**WORK ORDER**
Copy each line below in which the string "label" appears.
........
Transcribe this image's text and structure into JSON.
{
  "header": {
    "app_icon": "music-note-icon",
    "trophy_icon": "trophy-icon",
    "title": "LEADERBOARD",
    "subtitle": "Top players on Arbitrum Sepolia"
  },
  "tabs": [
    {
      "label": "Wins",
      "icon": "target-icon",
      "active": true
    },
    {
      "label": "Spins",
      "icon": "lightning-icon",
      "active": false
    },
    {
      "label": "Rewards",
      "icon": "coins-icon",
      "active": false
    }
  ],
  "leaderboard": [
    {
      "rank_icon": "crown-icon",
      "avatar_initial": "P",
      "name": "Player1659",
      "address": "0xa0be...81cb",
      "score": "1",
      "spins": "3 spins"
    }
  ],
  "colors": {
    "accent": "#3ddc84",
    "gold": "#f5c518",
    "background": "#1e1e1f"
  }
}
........
**EXERCISE SOLUTION**
      "label": "Wins",
      "label": "Spins",
      "label": "Rewards",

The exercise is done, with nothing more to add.